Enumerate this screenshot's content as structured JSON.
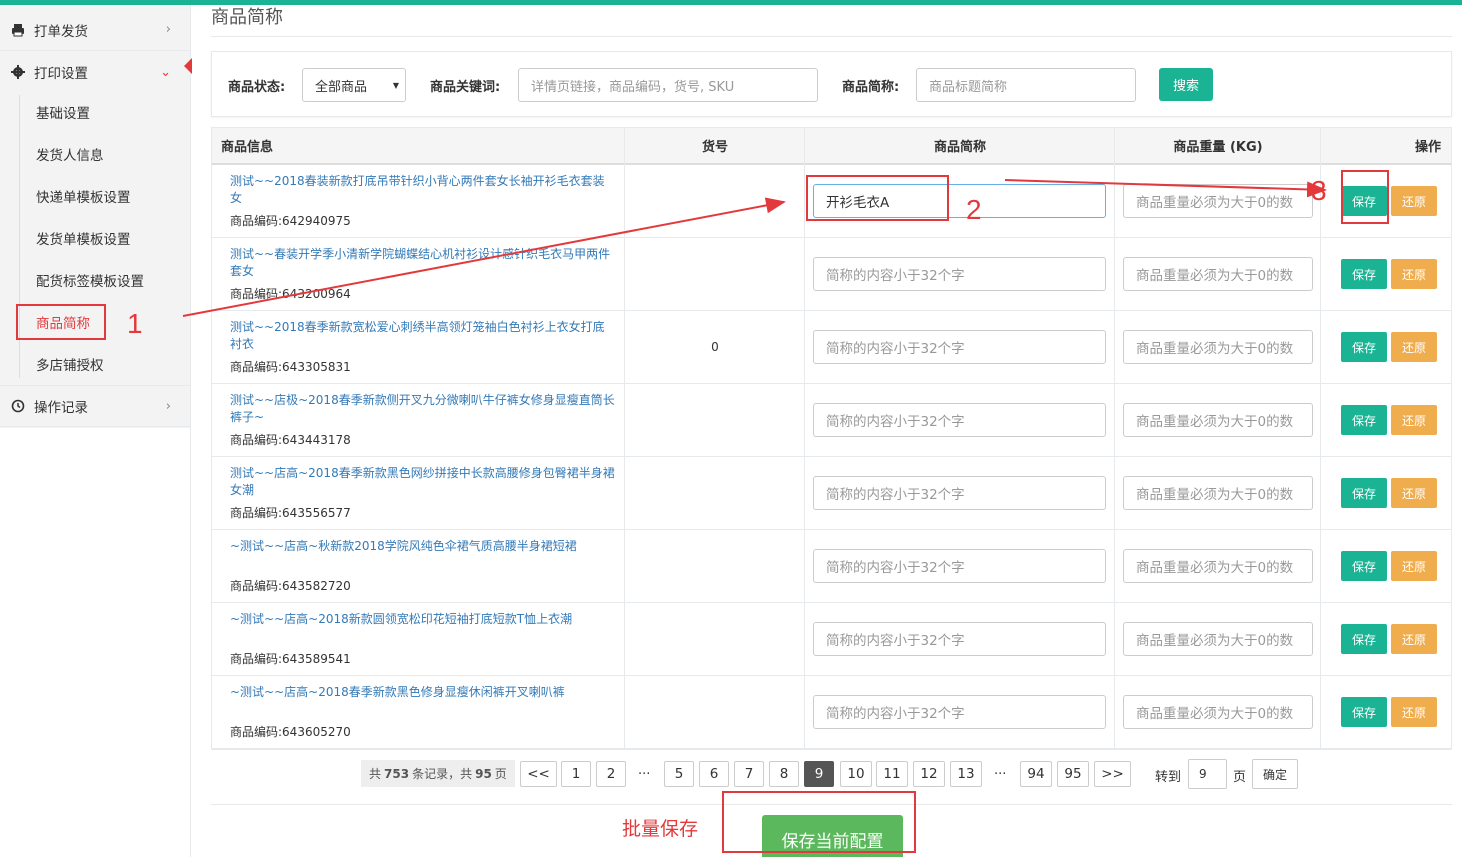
{
  "sidebar": {
    "top_items": [
      {
        "label": "打单发货",
        "icon": "printer-icon"
      },
      {
        "label": "打印设置",
        "icon": "gear-icon"
      }
    ],
    "sub_items": [
      "基础设置",
      "发货人信息",
      "快递单模板设置",
      "发货单模板设置",
      "配货标签模板设置",
      "商品简称",
      "多店铺授权"
    ],
    "bottom_item": {
      "label": "操作记录",
      "icon": "history-icon"
    }
  },
  "page": {
    "title": "商品简称"
  },
  "filter": {
    "status_label": "商品状态:",
    "status_value": "全部商品",
    "keyword_label": "商品关键词:",
    "keyword_placeholder": "详情页链接，商品编码，货号, SKU",
    "alias_label": "商品简称:",
    "alias_placeholder": "商品标题简称",
    "search_button": "搜索"
  },
  "table": {
    "headers": [
      "商品信息",
      "货号",
      "商品简称",
      "商品重量 (KG)",
      "操作"
    ],
    "name_placeholder": "简称的内容小于32个字",
    "weight_placeholder": "商品重量必须为大于0的数",
    "save_label": "保存",
    "reset_label": "还原",
    "rows": [
      {
        "title": "测试~~2018春装新款打底吊带针织小背心两件套女长袖开衫毛衣套装女",
        "code": "商品编码:642940975",
        "sku": "",
        "alias": "开衫毛衣A"
      },
      {
        "title": "测试~~春装开学季小清新学院蝴蝶结心机衬衫设计感针织毛衣马甲两件套女",
        "code": "商品编码:643200964",
        "sku": "",
        "alias": ""
      },
      {
        "title": "测试~~2018春季新款宽松爱心刺绣半高领灯笼袖白色衬衫上衣女打底衬衣",
        "code": "商品编码:643305831",
        "sku": "0",
        "alias": ""
      },
      {
        "title": "测试~~店极~2018春季新款侧开叉九分微喇叭牛仔裤女修身显瘦直筒长裤子~",
        "code": "商品编码:643443178",
        "sku": "",
        "alias": ""
      },
      {
        "title": "测试~~店高~2018春季新款黑色网纱拼接中长款高腰修身包臀裙半身裙女潮",
        "code": "商品编码:643556577",
        "sku": "",
        "alias": ""
      },
      {
        "title": "~测试~~店高~秋新款2018学院风纯色伞裙气质高腰半身裙短裙",
        "code": "商品编码:643582720",
        "sku": "",
        "alias": ""
      },
      {
        "title": "~测试~~店高~2018新款圆领宽松印花短袖打底短款T恤上衣潮",
        "code": "商品编码:643589541",
        "sku": "",
        "alias": ""
      },
      {
        "title": "~测试~~店高~2018春季新款黑色修身显瘦休闲裤开叉喇叭裤",
        "code": "商品编码:643605270",
        "sku": "",
        "alias": ""
      }
    ]
  },
  "pagination": {
    "info_prefix": "共",
    "total_records": "753",
    "info_mid": "条记录，共",
    "total_pages": "95",
    "info_suffix": "页",
    "prev": "<<",
    "next": ">>",
    "pages": [
      "1",
      "2",
      "...",
      "5",
      "6",
      "7",
      "8",
      "9",
      "10",
      "11",
      "12",
      "13",
      "...",
      "94",
      "95"
    ],
    "current": "9",
    "goto_label": "转到",
    "goto_value": "9",
    "page_unit": "页",
    "confirm": "确定"
  },
  "footer": {
    "save_all": "保存当前配置"
  },
  "annotations": {
    "n1": "1",
    "n2": "2",
    "n3": "3",
    "batch_save": "批量保存"
  },
  "colors": {
    "accent": "#1ab394",
    "warning": "#f0ad4e",
    "success": "#5cb85c",
    "annotation": "#e4393c",
    "link": "#337ab7"
  }
}
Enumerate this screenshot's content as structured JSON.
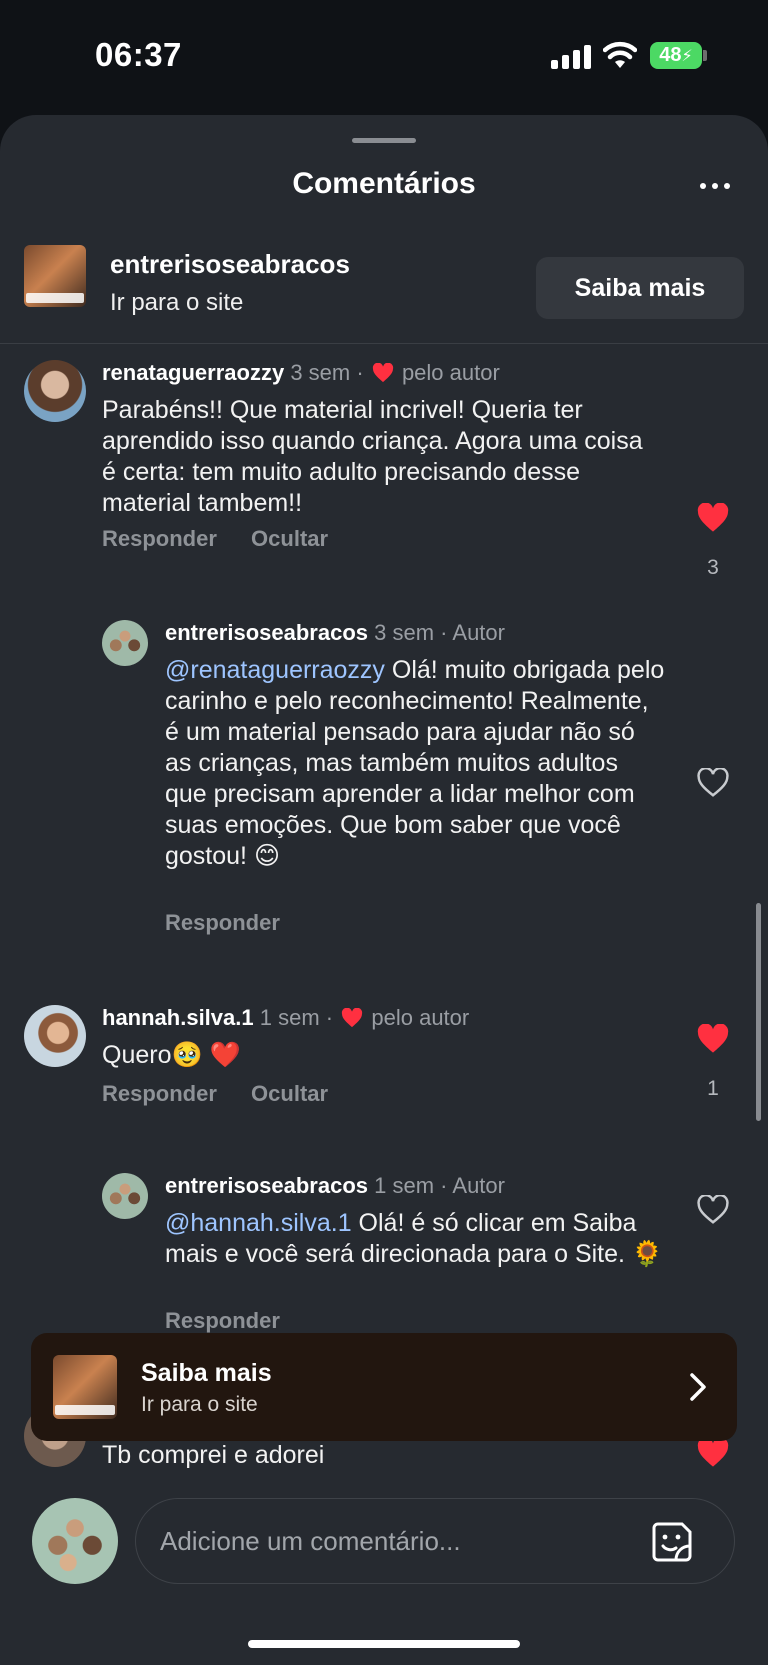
{
  "status_bar": {
    "time": "06:37",
    "battery": "48"
  },
  "sheet": {
    "title": "Comentários"
  },
  "ad": {
    "account": "entrerisoseabracos",
    "subtitle": "Ir para o site",
    "cta": "Saiba mais"
  },
  "comments": [
    {
      "username": "renataguerraozzy",
      "time": "3 sem",
      "sep": "·",
      "liked_by_author": "pelo autor",
      "text": "Parabéns!! Que material incrivel! Queria ter aprendido isso quando criança. Agora uma coisa é certa: tem muito adulto precisando desse material tambem!!",
      "like_count": "3",
      "actions": [
        "Responder",
        "Ocultar"
      ]
    },
    {
      "username": "entrerisoseabracos",
      "time": "3 sem",
      "role": "· Autor",
      "mention": "@renataguerraozzy",
      "text": " Olá! muito obrigada pelo carinho e pelo reconhecimento! Realmente, é um material pensado para ajudar não só as crianças, mas também muitos adultos que precisam aprender a lidar melhor com suas emoções. Que bom saber que você gostou! 😊",
      "actions": [
        "Responder"
      ]
    },
    {
      "username": "hannah.silva.1",
      "time": "1 sem",
      "sep": "·",
      "liked_by_author": "pelo autor",
      "text": "Quero🥹 ❤️",
      "like_count": "1",
      "actions": [
        "Responder",
        "Ocultar"
      ]
    },
    {
      "username": "entrerisoseabracos",
      "time": "1 sem",
      "role": "· Autor",
      "mention": "@hannah.silva.1",
      "text": " Olá! é só clicar em Saiba mais e você será direcionada para o Site. 🌻",
      "actions": [
        "Responder"
      ]
    },
    {
      "text": "Tb comprei e adorei"
    }
  ],
  "promo": {
    "title": "Saiba mais",
    "subtitle": "Ir para o site"
  },
  "composer": {
    "placeholder": "Adicione um comentário..."
  },
  "colors": {
    "like_red": "#ff3040",
    "mention_blue": "#9ec5ff",
    "sheet_bg": "#262a30"
  },
  "icons": [
    "more-horizontal-icon",
    "heart-filled-icon",
    "heart-outline-icon",
    "chevron-right-icon",
    "sticker-icon",
    "wifi-icon",
    "signal-icon",
    "battery-icon"
  ]
}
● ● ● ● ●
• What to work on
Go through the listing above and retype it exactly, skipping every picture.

• Result of this exercise
Enumerate this screenshot's content as structured JSON.
{
  "sidebar": {
    "top_items": [
      {
        "label": "打单发货",
        "icon": "printer-icon"
      },
      {
        "label": "打印设置",
        "icon": "gear-icon"
      }
    ],
    "sub_items": [
      "基础设置",
      "发货人信息",
      "快递单模板设置",
      "发货单模板设置",
      "配货标签模板设置",
      "商品简称",
      "多店铺授权"
    ],
    "bottom_item": {
      "label": "操作记录",
      "icon": "history-icon"
    }
  },
  "page": {
    "title": "商品简称"
  },
  "filter": {
    "status_label": "商品状态:",
    "status_value": "全部商品",
    "keyword_label": "商品关键词:",
    "keyword_placeholder": "详情页链接，商品编码，货号, SKU",
    "alias_label": "商品简称:",
    "alias_placeholder": "商品标题简称",
    "search_button": "搜索"
  },
  "table": {
    "headers": [
      "商品信息",
      "货号",
      "商品简称",
      "商品重量 (KG)",
      "操作"
    ],
    "name_placeholder": "简称的内容小于32个字",
    "weight_placeholder": "商品重量必须为大于0的数",
    "save_label": "保存",
    "reset_label": "还原",
    "rows": [
      {
        "title": "测试~~2018春装新款打底吊带针织小背心两件套女长袖开衫毛衣套装女",
        "code": "商品编码:642940975",
        "sku": "",
        "alias": "开衫毛衣A"
      },
      {
        "title": "测试~~春装开学季小清新学院蝴蝶结心机衬衫设计感针织毛衣马甲两件套女",
        "code": "商品编码:643200964",
        "sku": "",
        "alias": ""
      },
      {
        "title": "测试~~2018春季新款宽松爱心刺绣半高领灯笼袖白色衬衫上衣女打底衬衣",
        "code": "商品编码:643305831",
        "sku": "0",
        "alias": ""
      },
      {
        "title": "测试~~店极~2018春季新款侧开叉九分微喇叭牛仔裤女修身显瘦直筒长裤子~",
        "code": "商品编码:643443178",
        "sku": "",
        "alias": ""
      },
      {
        "title": "测试~~店高~2018春季新款黑色网纱拼接中长款高腰修身包臀裙半身裙女潮",
        "code": "商品编码:643556577",
        "sku": "",
        "alias": ""
      },
      {
        "title": "~测试~~店高~秋新款2018学院风纯色伞裙气质高腰半身裙短裙",
        "code": "商品编码:643582720",
        "sku": "",
        "alias": ""
      },
      {
        "title": "~测试~~店高~2018新款圆领宽松印花短袖打底短款T恤上衣潮",
        "code": "商品编码:643589541",
        "sku": "",
        "alias": ""
      },
      {
        "title": "~测试~~店高~2018春季新款黑色修身显瘦休闲裤开叉喇叭裤",
        "code": "商品编码:643605270",
        "sku": "",
        "alias": ""
      }
    ]
  },
  "pagination": {
    "info_prefix": "共",
    "total_records": "753",
    "info_mid": "条记录，共",
    "total_pages": "95",
    "info_suffix": "页",
    "prev": "<<",
    "next": ">>",
    "pages": [
      "1",
      "2",
      "...",
      "5",
      "6",
      "7",
      "8",
      "9",
      "10",
      "11",
      "12",
      "13",
      "...",
      "94",
      "95"
    ],
    "current": "9",
    "goto_label": "转到",
    "goto_value": "9",
    "page_unit": "页",
    "confirm": "确定"
  },
  "footer": {
    "save_all": "保存当前配置"
  },
  "annotations": {
    "n1": "1",
    "n2": "2",
    "n3": "3",
    "batch_save": "批量保存"
  },
  "colors": {
    "accent": "#1ab394",
    "warning": "#f0ad4e",
    "success": "#5cb85c",
    "annotation": "#e4393c",
    "link": "#337ab7"
  }
}
Enumerate this screenshot's content as structured JSON.
{
  "status_bar": {
    "time": "06:37",
    "battery": "48"
  },
  "sheet": {
    "title": "Comentários"
  },
  "ad": {
    "account": "entrerisoseabracos",
    "subtitle": "Ir para o site",
    "cta": "Saiba mais"
  },
  "comments": [
    {
      "username": "renataguerraozzy",
      "time": "3 sem",
      "sep": "·",
      "liked_by_author": "pelo autor",
      "text": "Parabéns!! Que material incrivel! Queria ter aprendido isso quando criança. Agora uma coisa é certa: tem muito adulto precisando desse material tambem!!",
      "like_count": "3",
      "actions": [
        "Responder",
        "Ocultar"
      ]
    },
    {
      "username": "entrerisoseabracos",
      "time": "3 sem",
      "role": "· Autor",
      "mention": "@renataguerraozzy",
      "text": " Olá! muito obrigada pelo carinho e pelo reconhecimento! Realmente, é um material pensado para ajudar não só as crianças, mas também muitos adultos que precisam aprender a lidar melhor com suas emoções. Que bom saber que você gostou! 😊",
      "actions": [
        "Responder"
      ]
    },
    {
      "username": "hannah.silva.1",
      "time": "1 sem",
      "sep": "·",
      "liked_by_author": "pelo autor",
      "text": "Quero🥹 ❤️",
      "like_count": "1",
      "actions": [
        "Responder",
        "Ocultar"
      ]
    },
    {
      "username": "entrerisoseabracos",
      "time": "1 sem",
      "role": "· Autor",
      "mention": "@hannah.silva.1",
      "text": " Olá! é só clicar em Saiba mais e você será direcionada para o Site. 🌻",
      "actions": [
        "Responder"
      ]
    },
    {
      "text": "Tb comprei e adorei"
    }
  ],
  "promo": {
    "title": "Saiba mais",
    "subtitle": "Ir para o site"
  },
  "composer": {
    "placeholder": "Adicione um comentário..."
  },
  "colors": {
    "like_red": "#ff3040",
    "mention_blue": "#9ec5ff",
    "sheet_bg": "#262a30"
  },
  "icons": [
    "more-horizontal-icon",
    "heart-filled-icon",
    "heart-outline-icon",
    "chevron-right-icon",
    "sticker-icon",
    "wifi-icon",
    "signal-icon",
    "battery-icon"
  ]
}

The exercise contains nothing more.